Today is a day when all family historians tracing their roots to Kielce city and area towns will have access to a remarkable collection of a unique data set of the highest professional quality. In this post, I will also be describing the ongoing work of the JRI-Poland Kielce-Radom Research Area team to ensure that all future data we provide meets the same high standards. First, a brief history of the data released today…
On July 5, 2021, Jewish Records Indexing – Poland executive director Stanley Diamond announced the discovery of unusual “hidden in plain sight” record collection with potential benefit for many researchers -the “Attachments to the death certificates of the Kielce Synagogue District” collection with scans of 12,300 cards documenting the 1905 to 1935 deaths in Kielce.
The combination of the pre-printed and handwritten cards with additional information include a treasure of genealogical detail over and above date of death and place of birth, parents’ names, current (street) address and town of permanent residence.

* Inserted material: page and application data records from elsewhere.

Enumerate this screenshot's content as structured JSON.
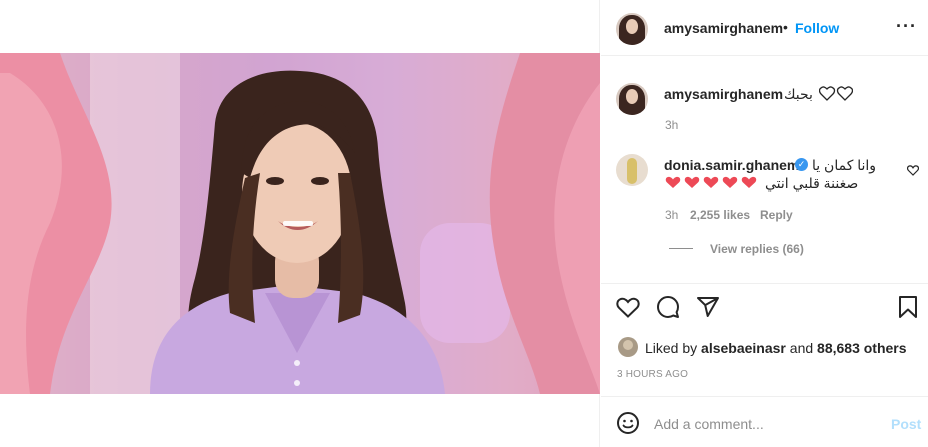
{
  "post": {
    "author": "amysamirghanem",
    "follow_label": "Follow",
    "more_icon": "more-icon",
    "separator": "•"
  },
  "caption": {
    "author": "amysamirghanem",
    "text": "بحبك",
    "time": "3h"
  },
  "comment": {
    "author": "donia.samir.ghanem",
    "line1": "وانا كمان يا",
    "line2": "صغننة قلبي انتي",
    "time": "3h",
    "likes": "2,255 likes",
    "reply_label": "Reply",
    "view_replies": "View replies (66)"
  },
  "likes": {
    "prefix": "Liked by",
    "user": "alsebaeinasr",
    "connector": "and",
    "others": "88,683 others"
  },
  "timestamp": "3 hours ago",
  "add_comment": {
    "placeholder": "Add a comment...",
    "post_label": "Post"
  },
  "colors": {
    "accent": "#0095f6",
    "heart_red": "#ed4956",
    "muted": "#8e8e8e",
    "post_disabled": "#b2dffc"
  }
}
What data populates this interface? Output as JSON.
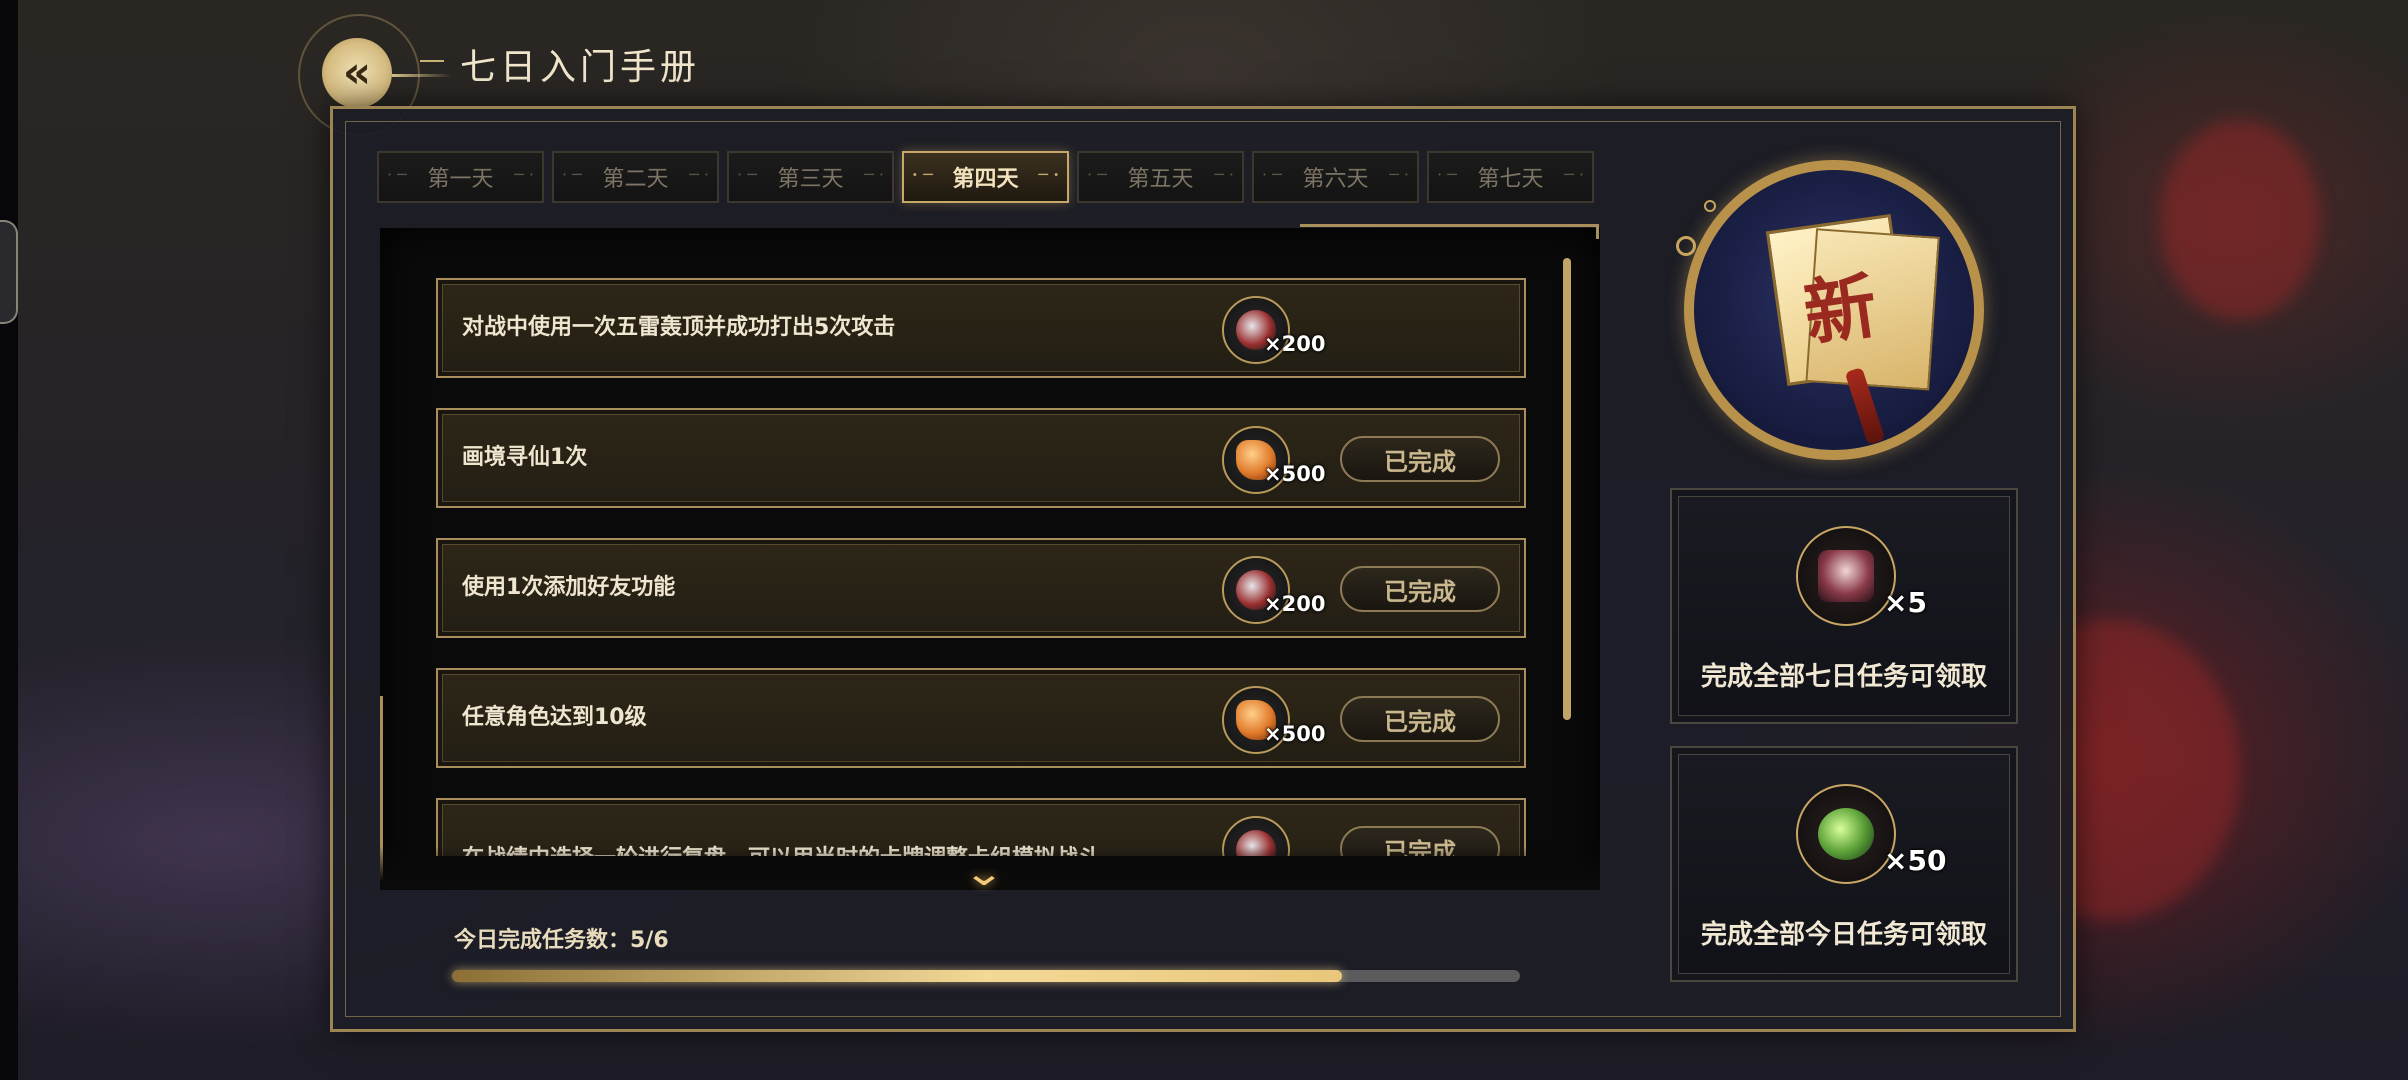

Marriage information for the deceased or parents of the deceased is also included in most cards.
Because dedicated researchers answered Stanley’s call for volunteers, on 21 October 2021, I was able to publicly announce the completion of full extraction of these Kielce Death Attachments. And today, I am delighted to reveal that these extracts are fully accessible for online search on the JRI-Poland website.
An unusual resource
The death attachments folder is an unusual resource with two types of documents, a death certificate (Świadectwo O Śmierci) issued by a Kielce doctor with details on a pre-printed form; and a handwritten paper document that acted as an official burial permit attested by the statistical Department of the Kielce Municipal Office. Although signed by the secretary of the Kahal, this was not a synagogue “burial record” since it was initiated and maintained by the Kielce Municipality. The overall function of these documents was to provide vital details used in the process of registering the death event in the civil metric books.
Accuracy above all – what makes our work special
Since the death attachments correspond 1:1 with the vital death registration akt numbers in the civil metric books, we assigned this Akt number to the extract and combined data from both supporting documents. Moreover, as we previously fully extracted the available Kielce metric records, we were able to cross-reference individuals to create the most accurate reading of challenging handwriting. This is an ongoing process – we continuously review our master files and make corrections. From a genealogical standpoint this gives the fullest picture possible of the deceased individual and family and as the Kielce-Radom Research Area Coordinator, meets my personal goal to provide JRI-Poland with the most accurate information for each and every record.
Proprietary value-added information
The death attachment extracts supplement JRI-Poland’s full extraction of all surviving civil records of the city of Kielce from 1868. Going beyond full extraction of vital data, we have devoted countless hours to create value-added fields that are proprietary to contributors wanting to deep dive into their family story and invaluable to researchers wanting to accurately document their research findings. These include links to cemetery tombstones and invaluable deduced surname columns. Even with surnames eradicated from surviving tombstones, with the year of death, given name and father’s name we were able to link a tombstone to a death registration. Sadly, not many tombstones survived desecration. Such linkages and deductions are only possible because we have fully extracted the vital records, created standardized name fields, analyzed clans and deduced missing or changed surnames – while maintaining the integrity of the original deciphered data. Clerks notoriously omitted mother’s maiden names which for many records we have succeeded in deducing and extrapolating.
Furthermore, since JRI-Poland has fully extracted vital registrations from all prominent Kielce towns, we are able to trace the migration of families from one town to another and uncover long-standing mysteries for the families of our research community.
JRI-Poland and the Kielce-Radom Research Area records-extraction initiative
JRI-Poland is committed to fully extracting the vital data from all Kielce towns – town by town – resource by resource: Parish records, metric records, Books of Residents, school lists and more. The resourceful and inspired efforts to standardize names facilitates name deductions, fills in blanks and breaks down brick walls. Additionally, this mass of data enables us to analyze pre-1826 mixed Parish civil records and deduce eventual proper surnames from Patronymics. Through professional level extraction of Kielce records and creation of value-added fields, JRI-Poland optimizes ancestry search for Jewish genealogists.
For more information about the Kielce death certificate attachments and all Kielce-Radom record extraction projects, please contact me directly through the JRI-Poland Town page for Kielce..
JRI-Poland Kielce-Radom-Sandomierz Area Coordinator